All that winter, she was slowly devoured.
Fortunately, she had much to keep her occupied. The messenger from Sarum had brought some good news. Mabsant had been raised to knighthood, and named warden of Ludwell. Pride in her son burned fierce in her chest. With her son the lawful warden, she leveraged motherhood to finally wrest control of decisionmaking from Bodwin. Carefully, both Lilo and Bodwin remained important advisors, and it was often invaluable. However, she could freely continue with her plan for the manor.
She had more to do than ever, complaints from the common folk, finding food, keeping the village and manor lands in good repair. She planned store and rations months in advance, hoping to make too little last for longer than it reasonably should. All in all she did so well, and despite feeling the pinch of saxon tribute noone starved that year.
A new face had come to Ludwell. An old man, Tienyn, had come from Dorsette, and such was the deference shown to him by the common folk that Sioned had invited him to Ludwell proper. He was the eldest of the Anarawd, and truly ancient at that. There was something about him. Some men grow frail and fragile with age, some gather about them a form of gravity that simply pulls others along. The old man had a will to match her own.
However, he did not often meddle in her business, rather he seemed to observe and offer advice, and as such was a surprisingly welcome addition to the house.

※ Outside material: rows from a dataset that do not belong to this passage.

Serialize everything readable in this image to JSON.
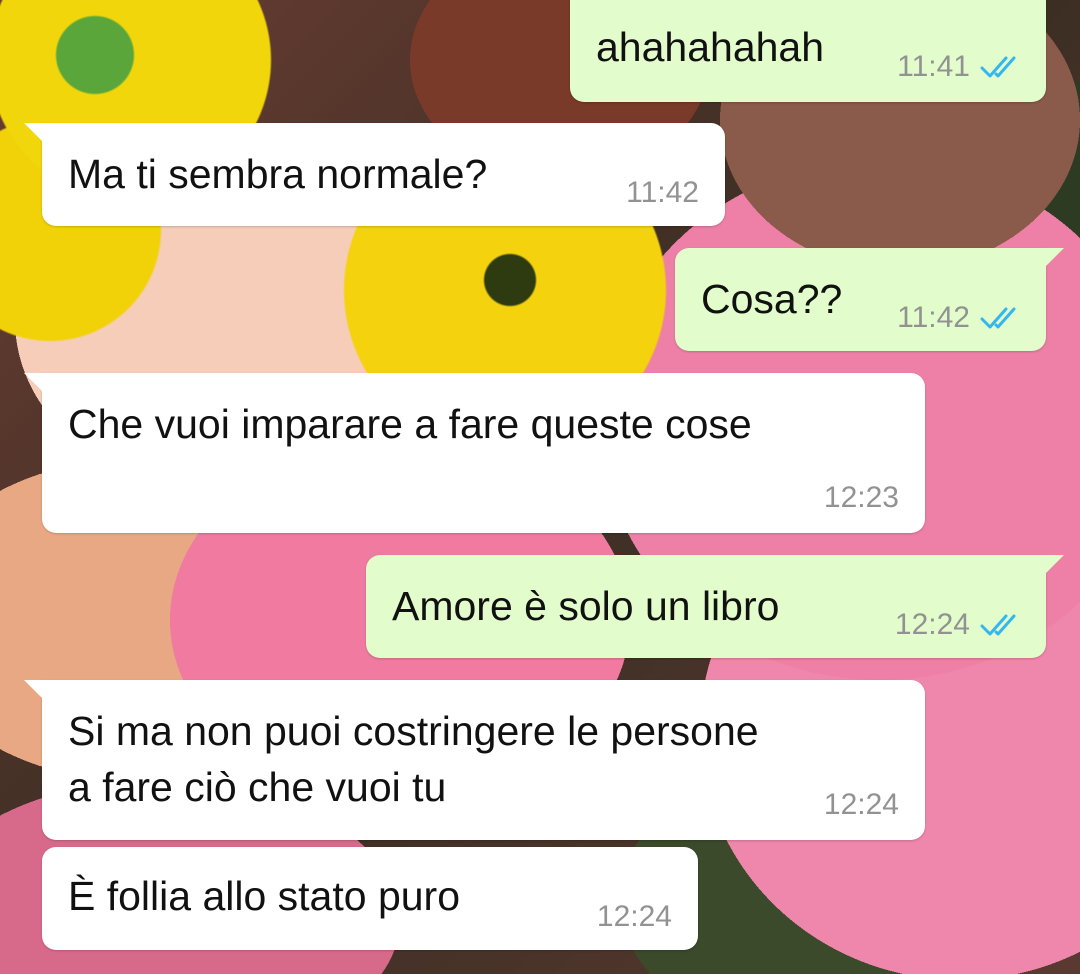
{
  "chat": {
    "colors": {
      "incoming_bubble": "#ffffff",
      "outgoing_bubble": "#e2fdcb",
      "timestamp": "#929292",
      "read_ticks": "#34b7f1"
    },
    "messages": [
      {
        "direction": "outgoing",
        "text": "ahahahahah",
        "time": "11:41",
        "status": "read"
      },
      {
        "direction": "incoming",
        "text": "Ma ti sembra normale?",
        "time": "11:42"
      },
      {
        "direction": "outgoing",
        "text": "Cosa??",
        "time": "11:42",
        "status": "read"
      },
      {
        "direction": "incoming",
        "text": "Che vuoi imparare a fare queste cose",
        "time": "12:23"
      },
      {
        "direction": "outgoing",
        "text": "Amore è solo un libro",
        "time": "12:24",
        "status": "read"
      },
      {
        "direction": "incoming",
        "text_line1": "Si ma non puoi costringere le persone",
        "text_line2": "a fare ciò che vuoi tu",
        "time": "12:24"
      },
      {
        "direction": "incoming",
        "text": "È follia allo stato puro",
        "time": "12:24"
      }
    ]
  }
}
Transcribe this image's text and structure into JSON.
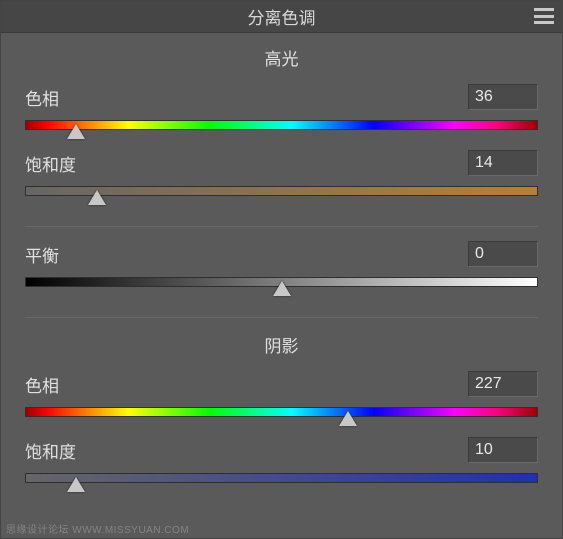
{
  "header": {
    "title": "分离色调"
  },
  "highlights": {
    "section_label": "高光",
    "hue_label": "色相",
    "hue_value": "36",
    "hue_pct": 10,
    "sat_label": "饱和度",
    "sat_value": "14",
    "sat_pct": 14
  },
  "balance": {
    "label": "平衡",
    "value": "0",
    "pct": 50
  },
  "shadows": {
    "section_label": "阴影",
    "hue_label": "色相",
    "hue_value": "227",
    "hue_pct": 63,
    "sat_label": "饱和度",
    "sat_value": "10",
    "sat_pct": 10
  },
  "watermark": "思缘设计论坛  WWW.MISSYUAN.COM"
}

Sioned, too, felt herself changing. Something about Ludwell, about the old man, and the deep rooted beliefs and history that the Anarawd held were becoming a part of her. When Lord Caren, a wealthy knight in neighbouring Dorsette, sent word that he wished a young girl of the extended family as a concubine, Tienyn deferred the decision to her. She thought of it long and hard. In times past, she would have accepted without hesitation. The offer came with great compensation, and the family needed it. The pragmatist in her wanted it. Something else did not. It felt wrong, condemning the girl to a loveless life at the pleasure of another had become abhorrent to her. When she declined, the eldest of the Anarawd smiled, and kissed her cheek. “You are one of us, daughter”. She had rarely felt more proud, or more included.
It was Tienyn who suggested what she had been working towards on her own for a long time, to marry Mabsant into the Anarawd proper. He would wed Tiwlip, Gamonds eldest daughter. Indeed, she had never thought it possible, but apparently the family wanted the warden tied closely to their fortune. It was now more important than ever to find her wayward son…